─── Provided data
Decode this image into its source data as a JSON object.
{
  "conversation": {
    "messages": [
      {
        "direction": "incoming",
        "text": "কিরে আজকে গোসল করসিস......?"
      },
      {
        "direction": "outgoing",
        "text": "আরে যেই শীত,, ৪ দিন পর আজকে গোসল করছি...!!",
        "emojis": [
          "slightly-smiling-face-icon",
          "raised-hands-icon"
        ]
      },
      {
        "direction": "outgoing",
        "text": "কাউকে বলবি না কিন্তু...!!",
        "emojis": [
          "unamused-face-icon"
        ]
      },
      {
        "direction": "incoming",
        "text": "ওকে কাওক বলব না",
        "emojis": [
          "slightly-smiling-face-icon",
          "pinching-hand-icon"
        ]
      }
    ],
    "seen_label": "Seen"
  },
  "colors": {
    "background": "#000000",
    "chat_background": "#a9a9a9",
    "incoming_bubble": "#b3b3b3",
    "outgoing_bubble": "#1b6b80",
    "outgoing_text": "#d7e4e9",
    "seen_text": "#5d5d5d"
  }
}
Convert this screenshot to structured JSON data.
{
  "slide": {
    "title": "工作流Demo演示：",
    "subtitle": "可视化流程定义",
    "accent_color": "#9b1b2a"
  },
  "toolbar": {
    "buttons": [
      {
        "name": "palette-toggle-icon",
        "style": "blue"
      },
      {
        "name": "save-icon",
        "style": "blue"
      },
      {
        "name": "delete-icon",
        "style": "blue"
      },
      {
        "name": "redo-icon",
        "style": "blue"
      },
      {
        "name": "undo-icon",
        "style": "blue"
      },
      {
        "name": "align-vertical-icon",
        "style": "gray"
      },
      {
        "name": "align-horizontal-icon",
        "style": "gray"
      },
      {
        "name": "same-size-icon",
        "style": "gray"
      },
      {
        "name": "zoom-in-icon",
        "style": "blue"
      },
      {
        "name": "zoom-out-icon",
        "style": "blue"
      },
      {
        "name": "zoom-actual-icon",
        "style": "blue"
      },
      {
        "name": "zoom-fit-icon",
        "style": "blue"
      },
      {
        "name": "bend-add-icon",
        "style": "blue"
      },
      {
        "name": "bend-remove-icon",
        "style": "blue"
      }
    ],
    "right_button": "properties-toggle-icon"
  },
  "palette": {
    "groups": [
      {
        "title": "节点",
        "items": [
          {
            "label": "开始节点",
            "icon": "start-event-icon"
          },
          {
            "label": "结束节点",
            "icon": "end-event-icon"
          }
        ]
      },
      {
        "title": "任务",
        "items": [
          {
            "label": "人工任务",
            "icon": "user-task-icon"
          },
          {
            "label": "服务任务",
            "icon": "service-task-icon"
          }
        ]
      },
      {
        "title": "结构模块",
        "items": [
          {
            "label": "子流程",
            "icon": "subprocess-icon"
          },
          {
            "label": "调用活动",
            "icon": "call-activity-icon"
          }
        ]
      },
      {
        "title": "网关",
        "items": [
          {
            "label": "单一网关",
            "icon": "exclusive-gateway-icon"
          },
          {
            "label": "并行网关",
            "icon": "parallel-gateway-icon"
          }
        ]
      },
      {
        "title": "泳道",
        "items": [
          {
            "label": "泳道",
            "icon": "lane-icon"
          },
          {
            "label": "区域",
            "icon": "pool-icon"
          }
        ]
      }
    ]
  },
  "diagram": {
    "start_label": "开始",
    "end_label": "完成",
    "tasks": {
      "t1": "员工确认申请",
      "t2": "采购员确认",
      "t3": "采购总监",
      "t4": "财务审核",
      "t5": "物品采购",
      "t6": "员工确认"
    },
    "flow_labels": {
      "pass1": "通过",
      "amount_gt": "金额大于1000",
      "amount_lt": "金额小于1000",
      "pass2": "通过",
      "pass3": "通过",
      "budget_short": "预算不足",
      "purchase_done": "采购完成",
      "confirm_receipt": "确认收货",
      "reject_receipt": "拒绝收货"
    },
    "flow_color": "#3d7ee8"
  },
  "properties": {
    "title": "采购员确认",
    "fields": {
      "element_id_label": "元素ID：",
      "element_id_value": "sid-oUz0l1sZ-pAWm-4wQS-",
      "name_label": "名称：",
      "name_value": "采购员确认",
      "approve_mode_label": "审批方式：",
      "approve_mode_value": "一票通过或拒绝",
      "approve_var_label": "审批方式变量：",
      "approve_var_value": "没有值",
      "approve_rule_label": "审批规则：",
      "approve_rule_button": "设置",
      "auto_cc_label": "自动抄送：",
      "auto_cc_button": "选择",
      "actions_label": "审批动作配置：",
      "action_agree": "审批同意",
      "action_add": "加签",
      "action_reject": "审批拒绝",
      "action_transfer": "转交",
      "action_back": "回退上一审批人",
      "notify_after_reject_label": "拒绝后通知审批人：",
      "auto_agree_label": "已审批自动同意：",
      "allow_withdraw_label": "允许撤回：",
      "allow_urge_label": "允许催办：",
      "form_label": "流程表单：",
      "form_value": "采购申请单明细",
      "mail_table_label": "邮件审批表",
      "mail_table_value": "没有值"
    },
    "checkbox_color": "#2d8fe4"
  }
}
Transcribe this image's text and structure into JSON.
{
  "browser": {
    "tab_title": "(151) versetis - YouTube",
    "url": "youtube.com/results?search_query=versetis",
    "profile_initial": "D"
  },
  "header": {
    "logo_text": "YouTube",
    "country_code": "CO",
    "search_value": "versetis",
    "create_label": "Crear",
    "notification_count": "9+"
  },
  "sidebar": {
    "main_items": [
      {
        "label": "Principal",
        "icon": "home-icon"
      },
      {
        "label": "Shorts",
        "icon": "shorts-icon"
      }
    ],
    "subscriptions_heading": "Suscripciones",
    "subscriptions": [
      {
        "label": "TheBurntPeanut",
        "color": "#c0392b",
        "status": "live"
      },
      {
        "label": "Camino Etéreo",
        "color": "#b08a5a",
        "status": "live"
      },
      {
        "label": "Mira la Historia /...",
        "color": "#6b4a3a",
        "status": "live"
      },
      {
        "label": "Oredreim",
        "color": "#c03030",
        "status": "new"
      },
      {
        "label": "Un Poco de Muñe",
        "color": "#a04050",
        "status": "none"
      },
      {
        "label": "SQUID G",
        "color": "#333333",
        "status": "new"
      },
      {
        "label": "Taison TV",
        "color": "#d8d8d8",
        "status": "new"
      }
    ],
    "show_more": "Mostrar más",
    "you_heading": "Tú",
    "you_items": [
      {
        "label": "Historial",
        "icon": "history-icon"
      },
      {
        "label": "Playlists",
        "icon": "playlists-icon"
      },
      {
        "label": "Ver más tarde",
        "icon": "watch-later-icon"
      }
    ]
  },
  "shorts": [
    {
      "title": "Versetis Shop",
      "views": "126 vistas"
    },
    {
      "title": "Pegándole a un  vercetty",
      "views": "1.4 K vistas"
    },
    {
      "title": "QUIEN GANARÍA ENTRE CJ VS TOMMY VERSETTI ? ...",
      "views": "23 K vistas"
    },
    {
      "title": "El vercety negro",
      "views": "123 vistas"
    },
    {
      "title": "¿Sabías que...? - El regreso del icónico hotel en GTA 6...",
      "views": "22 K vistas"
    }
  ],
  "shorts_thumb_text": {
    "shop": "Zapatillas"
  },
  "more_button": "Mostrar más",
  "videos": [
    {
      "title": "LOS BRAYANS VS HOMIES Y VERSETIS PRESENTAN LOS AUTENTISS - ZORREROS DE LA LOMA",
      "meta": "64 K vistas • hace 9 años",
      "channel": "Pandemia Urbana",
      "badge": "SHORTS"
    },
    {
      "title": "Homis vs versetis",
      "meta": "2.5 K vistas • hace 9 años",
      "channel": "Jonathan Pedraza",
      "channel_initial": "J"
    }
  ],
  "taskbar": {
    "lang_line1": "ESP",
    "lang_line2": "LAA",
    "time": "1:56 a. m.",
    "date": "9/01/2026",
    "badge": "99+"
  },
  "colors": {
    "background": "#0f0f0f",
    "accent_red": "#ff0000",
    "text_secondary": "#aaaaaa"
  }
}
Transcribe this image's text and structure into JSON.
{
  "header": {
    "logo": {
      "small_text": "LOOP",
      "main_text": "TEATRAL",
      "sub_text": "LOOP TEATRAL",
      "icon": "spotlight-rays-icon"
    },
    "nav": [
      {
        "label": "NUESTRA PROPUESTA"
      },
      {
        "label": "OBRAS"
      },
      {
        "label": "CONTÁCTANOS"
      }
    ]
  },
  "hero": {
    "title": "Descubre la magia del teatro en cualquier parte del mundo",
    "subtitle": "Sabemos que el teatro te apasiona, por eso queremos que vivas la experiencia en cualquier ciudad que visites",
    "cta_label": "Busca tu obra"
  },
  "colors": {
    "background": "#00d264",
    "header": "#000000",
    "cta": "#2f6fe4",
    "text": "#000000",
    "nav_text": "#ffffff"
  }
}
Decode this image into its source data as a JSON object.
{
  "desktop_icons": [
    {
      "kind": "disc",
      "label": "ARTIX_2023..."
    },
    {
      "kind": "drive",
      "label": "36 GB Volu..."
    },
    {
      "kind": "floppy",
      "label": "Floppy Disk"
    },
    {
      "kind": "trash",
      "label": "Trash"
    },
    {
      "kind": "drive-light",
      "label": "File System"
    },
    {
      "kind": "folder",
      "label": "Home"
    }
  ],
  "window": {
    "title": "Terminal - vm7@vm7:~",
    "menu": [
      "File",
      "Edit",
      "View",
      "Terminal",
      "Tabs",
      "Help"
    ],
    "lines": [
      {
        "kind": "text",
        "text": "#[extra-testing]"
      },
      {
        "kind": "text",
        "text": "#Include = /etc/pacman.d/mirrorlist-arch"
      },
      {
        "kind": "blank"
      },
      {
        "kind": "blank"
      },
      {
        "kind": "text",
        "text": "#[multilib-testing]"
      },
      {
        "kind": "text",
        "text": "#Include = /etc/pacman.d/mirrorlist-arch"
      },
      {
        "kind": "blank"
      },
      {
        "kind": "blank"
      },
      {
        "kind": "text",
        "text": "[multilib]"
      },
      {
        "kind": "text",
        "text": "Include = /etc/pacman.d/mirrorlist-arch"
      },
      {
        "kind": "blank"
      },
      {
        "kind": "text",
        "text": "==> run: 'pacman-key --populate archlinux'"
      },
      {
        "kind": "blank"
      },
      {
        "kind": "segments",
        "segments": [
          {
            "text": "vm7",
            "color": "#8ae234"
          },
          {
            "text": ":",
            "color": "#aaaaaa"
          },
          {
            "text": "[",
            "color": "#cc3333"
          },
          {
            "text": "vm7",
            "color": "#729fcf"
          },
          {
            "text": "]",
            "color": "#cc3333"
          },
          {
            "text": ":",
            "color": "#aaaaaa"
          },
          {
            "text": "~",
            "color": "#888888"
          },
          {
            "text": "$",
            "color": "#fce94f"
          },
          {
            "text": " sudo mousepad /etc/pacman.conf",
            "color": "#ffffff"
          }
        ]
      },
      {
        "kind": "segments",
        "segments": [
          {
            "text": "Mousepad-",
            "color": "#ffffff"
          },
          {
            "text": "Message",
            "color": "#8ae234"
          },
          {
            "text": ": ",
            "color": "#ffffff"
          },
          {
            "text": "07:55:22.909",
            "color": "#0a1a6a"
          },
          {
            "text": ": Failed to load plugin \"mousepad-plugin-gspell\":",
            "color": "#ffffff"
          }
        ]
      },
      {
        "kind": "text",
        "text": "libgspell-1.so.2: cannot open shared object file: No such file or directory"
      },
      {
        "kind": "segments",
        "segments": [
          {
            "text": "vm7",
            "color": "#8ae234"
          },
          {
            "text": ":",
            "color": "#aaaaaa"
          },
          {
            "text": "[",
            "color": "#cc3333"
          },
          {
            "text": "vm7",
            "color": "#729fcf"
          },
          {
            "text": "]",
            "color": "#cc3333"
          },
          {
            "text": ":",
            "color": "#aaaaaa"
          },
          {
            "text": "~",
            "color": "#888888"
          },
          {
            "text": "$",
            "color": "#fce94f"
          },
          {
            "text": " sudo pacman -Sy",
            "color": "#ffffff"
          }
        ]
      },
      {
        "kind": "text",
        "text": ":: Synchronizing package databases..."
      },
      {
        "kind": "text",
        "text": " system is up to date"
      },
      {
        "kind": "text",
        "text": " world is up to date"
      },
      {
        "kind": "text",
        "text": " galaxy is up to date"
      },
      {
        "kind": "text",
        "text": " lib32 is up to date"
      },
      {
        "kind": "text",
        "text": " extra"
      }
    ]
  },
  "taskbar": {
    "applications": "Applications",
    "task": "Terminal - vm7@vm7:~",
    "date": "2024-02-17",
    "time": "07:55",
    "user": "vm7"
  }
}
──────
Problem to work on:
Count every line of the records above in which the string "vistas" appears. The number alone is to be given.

Answer area:
7